Bonnie L., a 33-year-old operations supervisor at a mutual fund in Colorado Springs, recently lost her friend and co-worker to a drug overdose. Since the funeral and reception were canceled because gatherings of 10 or more people were banned, she’s had to find creative alternatives for mourning her loss. Returning to nature—where her friend loved to be—has been key to helping her grieve.
“I’ve gone out into the woods and have said out loud what I would have wanted to tell her in a letter or in my thoughts at a funeral or wake, which has helped me be at peace,” Bonnie tells HelloGiggles. “Just because you’re not able to hold a public celebration of life or a funeral doesn’t mean you can’t remember that person on your own.”

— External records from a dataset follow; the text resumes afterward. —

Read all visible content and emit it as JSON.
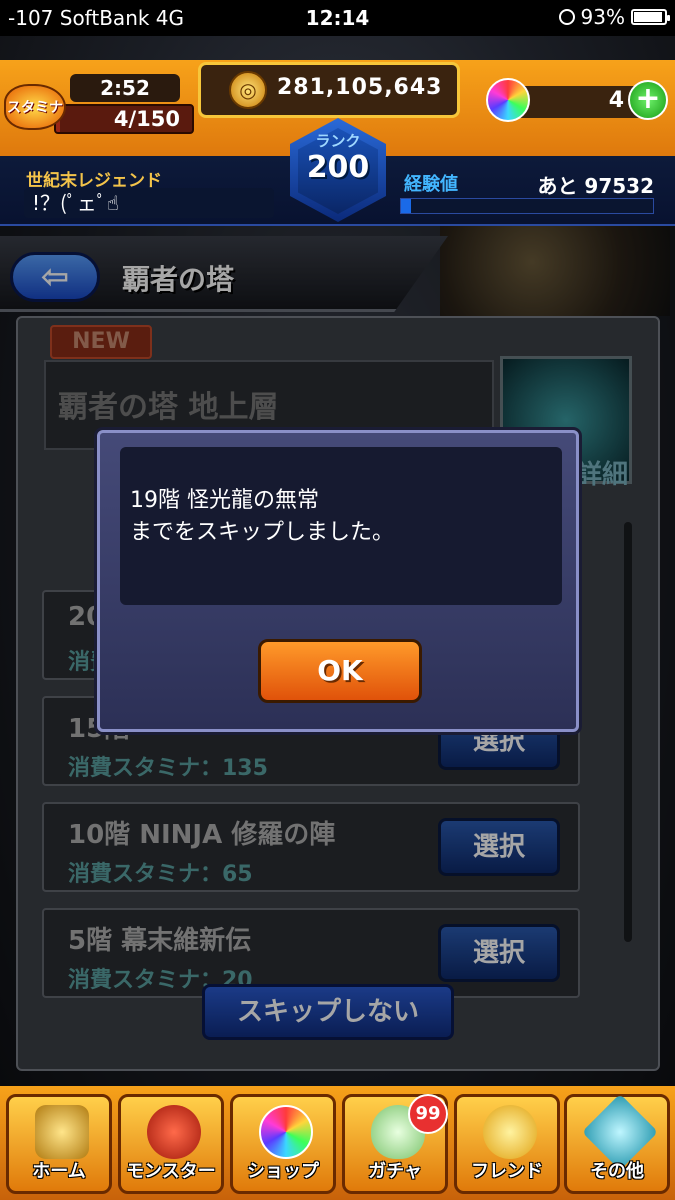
{
  "status_bar": {
    "carrier": "-107 SoftBank   4G",
    "time": "12:14",
    "battery": "93%",
    "battery_level": 0.93
  },
  "hud": {
    "stamina_label": "スタミナ",
    "stamina_timer": "2:52",
    "stamina_value": "4/150",
    "stamina_fraction": 0.027,
    "gold": "281,105,643",
    "orbs": "4",
    "plus_symbol": "+",
    "player_name": "世紀末レジェンド",
    "player_comment": "!？(ﾟェﾟ☝",
    "rank_label": "ランク",
    "rank_value": "200",
    "exp_label": "経験値",
    "exp_remaining": "あと 97532",
    "exp_fraction": 0.04
  },
  "header": {
    "back_symbol": "⇦",
    "title": "覇者の塔"
  },
  "panel": {
    "new_badge": "NEW",
    "stage_title": "覇者の塔 地上層",
    "detail_button": "詳細",
    "floors": [
      {
        "title": "20",
        "cost": "消費"
      },
      {
        "title": "15階",
        "cost": "消費スタミナ：135",
        "button": "選択"
      },
      {
        "title": "10階 NINJA 修羅の陣",
        "cost": "消費スタミナ：65",
        "button": "選択"
      },
      {
        "title": "5階 幕末維新伝",
        "cost": "消費スタミナ：20",
        "button": "選択"
      }
    ],
    "no_skip_button": "スキップしない"
  },
  "modal": {
    "line1": "19階 怪光龍の無常",
    "line2": "までをスキップしました。",
    "ok_button": "OK"
  },
  "bottom_nav": {
    "items": [
      {
        "label": "ホーム",
        "icon": "home-tower-icon"
      },
      {
        "label": "モンスター",
        "icon": "monster-icon"
      },
      {
        "label": "ショップ",
        "icon": "orb-shop-icon"
      },
      {
        "label": "ガチャ",
        "icon": "egg-gacha-icon"
      },
      {
        "label": "フレンド",
        "icon": "friends-icon"
      },
      {
        "label": "その他",
        "icon": "other-menu-icon"
      }
    ],
    "gacha_badge": "99"
  }
}
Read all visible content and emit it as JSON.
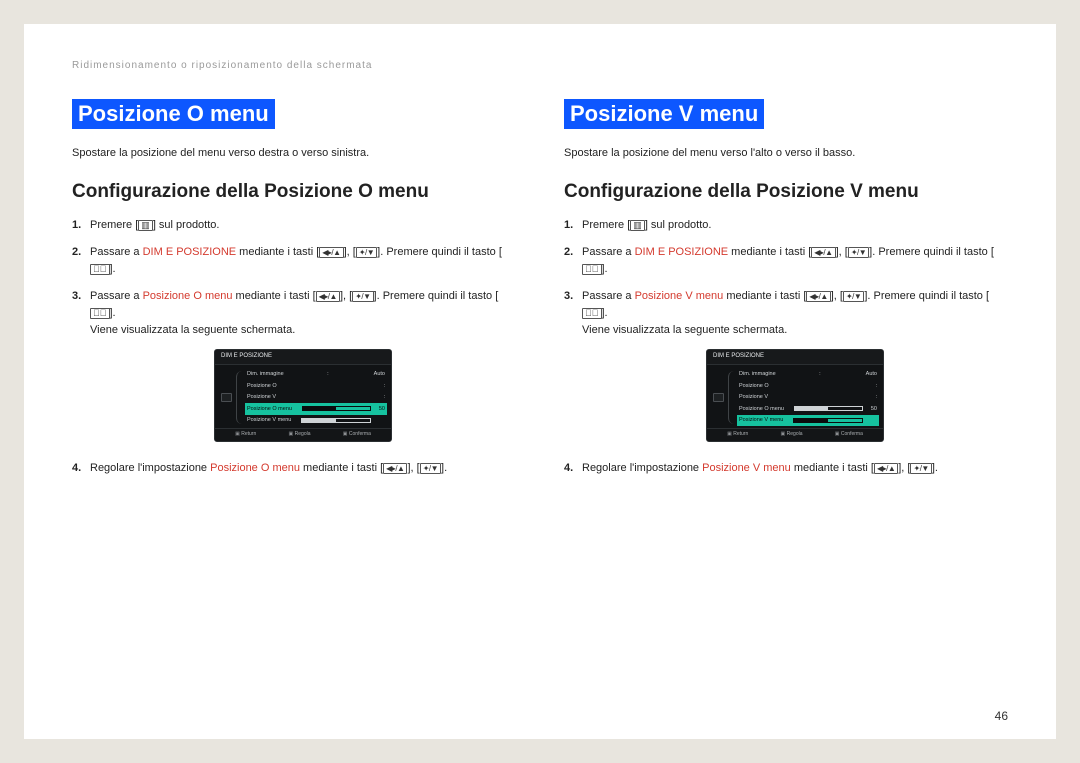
{
  "breadcrumb": "Ridimensionamento o riposizionamento della schermata",
  "page_number": "46",
  "left": {
    "title": "Posizione O menu",
    "desc": "Spostare la posizione del menu verso destra o verso sinistra.",
    "subtitle": "Configurazione della Posizione O menu",
    "steps": {
      "s1_a": "Premere [",
      "s1_b": "] sul prodotto.",
      "s2_a": "Passare a ",
      "s2_hl": "DIM E POSIZIONE",
      "s2_b": " mediante i tasti [",
      "s2_c": "], [",
      "s2_d": "]. Premere quindi il tasto [",
      "s2_e": "].",
      "s3_a": "Passare a ",
      "s3_hl": "Posizione O menu",
      "s3_b": " mediante i tasti [",
      "s3_c": "], [",
      "s3_d": "]. Premere quindi il tasto [",
      "s3_e": "].",
      "s3_f": "Viene visualizzata la seguente schermata.",
      "s4_a": "Regolare l'impostazione ",
      "s4_hl": "Posizione O menu",
      "s4_b": " mediante i tasti [",
      "s4_c": "], [",
      "s4_d": "]."
    },
    "osd": {
      "head": "DIM E POSIZIONE",
      "rows": [
        {
          "label": "Dim. immagine",
          "value": "Auto"
        },
        {
          "label": "Posizione O"
        },
        {
          "label": "Posizione V"
        },
        {
          "label": "Posizione O menu",
          "slider": 50,
          "val": "50",
          "selected": true
        },
        {
          "label": "Posizione V menu",
          "slider": 50,
          "val": ""
        }
      ],
      "foot": [
        "Return",
        "Regola",
        "Conferma"
      ]
    }
  },
  "right": {
    "title": "Posizione V menu",
    "desc": "Spostare la posizione del menu verso l'alto o verso il basso.",
    "subtitle": "Configurazione della Posizione V menu",
    "steps": {
      "s1_a": "Premere [",
      "s1_b": "] sul prodotto.",
      "s2_a": "Passare a ",
      "s2_hl": "DIM E POSIZIONE",
      "s2_b": " mediante i tasti [",
      "s2_c": "], [",
      "s2_d": "]. Premere quindi il tasto [",
      "s2_e": "].",
      "s3_a": "Passare a ",
      "s3_hl": "Posizione V menu",
      "s3_b": " mediante i tasti [",
      "s3_c": "], [",
      "s3_d": "]. Premere quindi il tasto [",
      "s3_e": "].",
      "s3_f": "Viene visualizzata la seguente schermata.",
      "s4_a": "Regolare l'impostazione ",
      "s4_hl": "Posizione V menu",
      "s4_b": " mediante i tasti [",
      "s4_c": "], [",
      "s4_d": "]."
    },
    "osd": {
      "head": "DIM E POSIZIONE",
      "rows": [
        {
          "label": "Dim. immagine",
          "value": "Auto"
        },
        {
          "label": "Posizione O"
        },
        {
          "label": "Posizione V"
        },
        {
          "label": "Posizione O menu",
          "slider": 50,
          "val": "50"
        },
        {
          "label": "Posizione V menu",
          "slider": 50,
          "val": "",
          "selected": true
        }
      ],
      "foot": [
        "Return",
        "Regola",
        "Conferma"
      ]
    }
  }
}
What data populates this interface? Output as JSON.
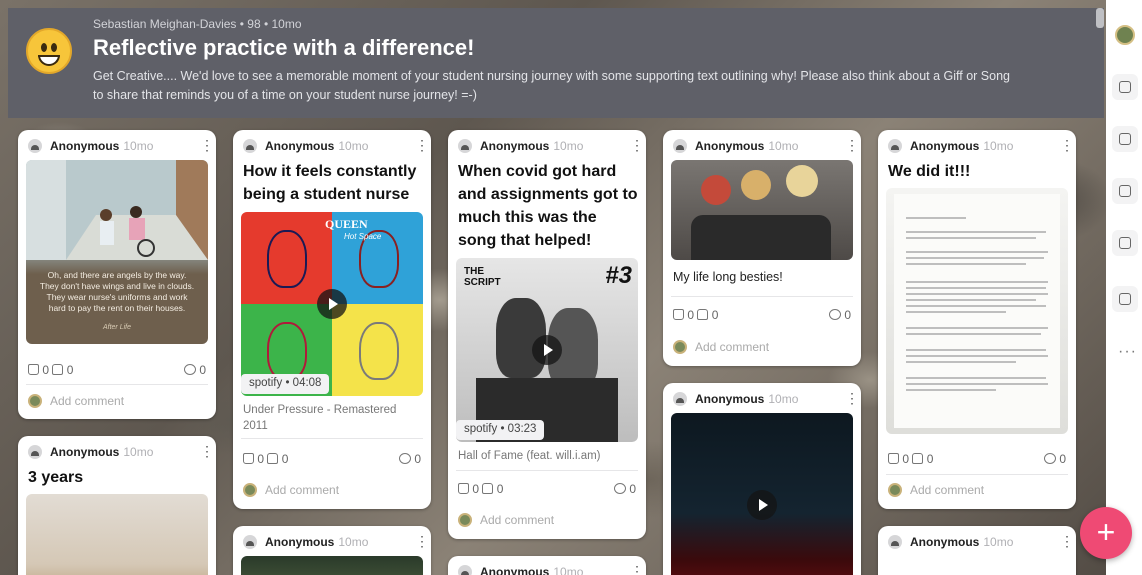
{
  "header": {
    "meta": "Sebastian Meighan-Davies • 98 • 10mo",
    "title": "Reflective practice with a difference!",
    "description": "Get Creative.... We'd love to see a memorable moment of your student nursing journey with some supporting text outlining why! Please also think about a Giff or Song to share that reminds you of a time on your student nurse journey! =-)"
  },
  "common": {
    "author": "Anonymous",
    "time": "10mo",
    "likes": "0",
    "dislikes": "0",
    "comments": "0",
    "add_comment": "Add comment",
    "kebab": "⋮",
    "fab": "+"
  },
  "cards": {
    "c1": {
      "image_text": "Oh, and there are angels by the way. They don't have wings and live in clouds. They wear nurse's uniforms and work hard to pay the rent on their houses.",
      "image_sig": "After Life"
    },
    "c2": {
      "subject": "How it feels constantly being a student nurse",
      "source": "spotify",
      "duration": "04:08",
      "caption": "Under Pressure - Remastered 2011"
    },
    "c3": {
      "subject": "When covid got hard and assignments got to much this was the song that helped!",
      "source": "spotify",
      "duration": "03:23",
      "caption": "Hall of Fame (feat. will.i.am)"
    },
    "c4": {
      "body": "My life long besties!"
    },
    "c5": {
      "subject": "We did it!!!"
    },
    "c6": {
      "subject": "3 years"
    }
  },
  "album_art": {
    "queen": "QUEEN",
    "queen_sub": "Hot Space",
    "script": "THE SCRIPT",
    "script_num": "#3"
  },
  "sidebar": {
    "more": "···"
  },
  "colors": {
    "header_bg": "#5f6068",
    "fab": "#ef4a74",
    "accent_yellow": "#f7c53a"
  }
}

As Bonnie learned, a traditional ceremony is not the only option when it comes to memorializing someone. Just like how students are adjusting to e-learning and employees are transitioning to working from home, grieving people are having to find new ways to honor their loved ones’ lives. One option Devine recommends is to engage in what she refers to as “parallel play” through technology, i.e. holding virtual ceremonies where “attendees” can play songs that remind them of the person they’ve lost. Some people have even attended virtual shivas and funerals, where they can view the small, real-life ceremony via Zoom, Skype, or other online services. This way, they’re able to share their thoughts about the person who has passed with others who are grieving, too.
There’s also always the option of holding a more traditional ceremony later on. “You don’t ‘miss your window’ to have a memorial. You don’t miss your window to sit shiva,” says Devine. “When we come together again, you can give your person the send-off that they wanted or the send-off you think they deserve.”
“You can do a do-over—we just don’t know when that can be,” she continues.
And no matter how you mourn, you can take time to bond with others having the same experiences, like Bonnie is doing while grieving her friend. “I still think about her daily and continue to hear about others who have dealt with similar situations,” she says. “That makes it easier because we’re essentially all in similar positions without the ability to hold funerals. But it’s upsetting nonetheless.”
For Tawni, meanwhile, thinking about the hopefully pandemic-free future has helped her deal with her grief over her grandfather. “I am just waiting for the day when we can celebrate his life together as friends and family,” she says. “I don’t want him to be forgotten in all of this.”